Shipbuilders of Korea, China, and Japan competing for LNG-powered vessels
Shipbuilders in Korea, China and Japan are competing fiercely to pick up a larger share of the global market for LNG-powered vessels.
As global demand for energy moves to environmentally friendly sources, the shipbuilding industry is changing its focus from those powered by coal and oil to LNG-driven ships.
Korean shipbuilders have taken the lead for now in terms of the intake of LNG-powered ship orders. However, a significant challenge is being mounted by Chinese shipbuilders, who enjoy full support from the Chinese government. Japanese shipbuilders use strategic alliances with China to lag their Korean rivals.

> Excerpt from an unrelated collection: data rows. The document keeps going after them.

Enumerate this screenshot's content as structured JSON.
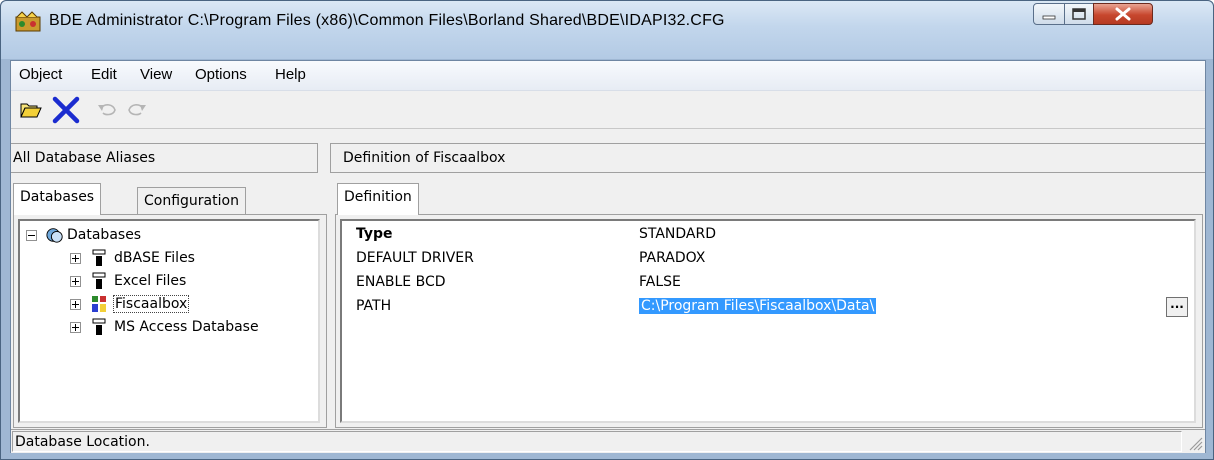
{
  "window": {
    "title": "BDE Administrator  C:\\Program Files (x86)\\Common Files\\Borland Shared\\BDE\\IDAPI32.CFG"
  },
  "menu": {
    "items": [
      "Object",
      "Edit",
      "View",
      "Options",
      "Help"
    ]
  },
  "toolbar": {
    "icons": [
      "open-folder-icon",
      "delete-x-icon",
      "undo-icon",
      "redo-icon"
    ]
  },
  "left_pane": {
    "header": "All Database Aliases",
    "tabs": [
      "Databases",
      "Configuration"
    ],
    "active_tab": "Databases",
    "tree": {
      "root": "Databases",
      "items": [
        "dBASE Files",
        "Excel Files",
        "Fiscaalbox",
        "MS Access Database"
      ],
      "selected": "Fiscaalbox"
    }
  },
  "right_pane": {
    "header": "Definition of Fiscaalbox",
    "tabs": [
      "Definition"
    ],
    "rows": [
      {
        "key": "Type",
        "value": "STANDARD"
      },
      {
        "key": "DEFAULT DRIVER",
        "value": "PARADOX"
      },
      {
        "key": "ENABLE BCD",
        "value": "FALSE"
      },
      {
        "key": "PATH",
        "value": "C:\\Program Files\\Fiscaalbox\\Data\\"
      }
    ],
    "ellipsis_label": "..."
  },
  "status": {
    "text": "Database Location."
  },
  "colors": {
    "selection": "#3399ff",
    "delete_icon": "#1b2ccf",
    "titlebar": "#c2d6ec"
  }
}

According to Clarkson Research, a shipbuilding and shipping analysis firm, Korean shipbuilders constructed 66 (91.7 percent) of the 72 LNG-powered ships awarded in 2018 and 48 (80 percent) of the 60 ordered in 2019.
In the world's largest ever tender for Qatar-owned LNG carriers in 2020, three Korean shipbuilders signed an agreement to build 100 vessels for 23.6 trillion won, while Chinese shipbuilders signed a 3.5 trillion won contract for 16 ships and Japanese shipbuilders went home empty.
The three Korean shipbuilders have all developed their own fuel supply systems in fuel supply systems, a crucial technology for LNG-powered ships — Hyundai Heavy Industries' HI-Gas (HI-Gas), DSME's HiVar and Samsung Heavy Industries' FuGas.
The Chinese government is dedicating itself to helping Chinese shipbuilders build LNG-fired ships in the case of China where the shipbuilding industry is directly related to national security.
Japanese shipbuilders seek a way out of their slump by forming joint ventures with Chinese shipbuilders. They plan to combine their technology with low cost production from Chinese shipbuilders. Mitsui E&S Shipbuilding of Japan and the Chinese shipbuilder Yangzijiang Shipbuilding jointly opened a shipyard in China in August 2019.
Maritime Business World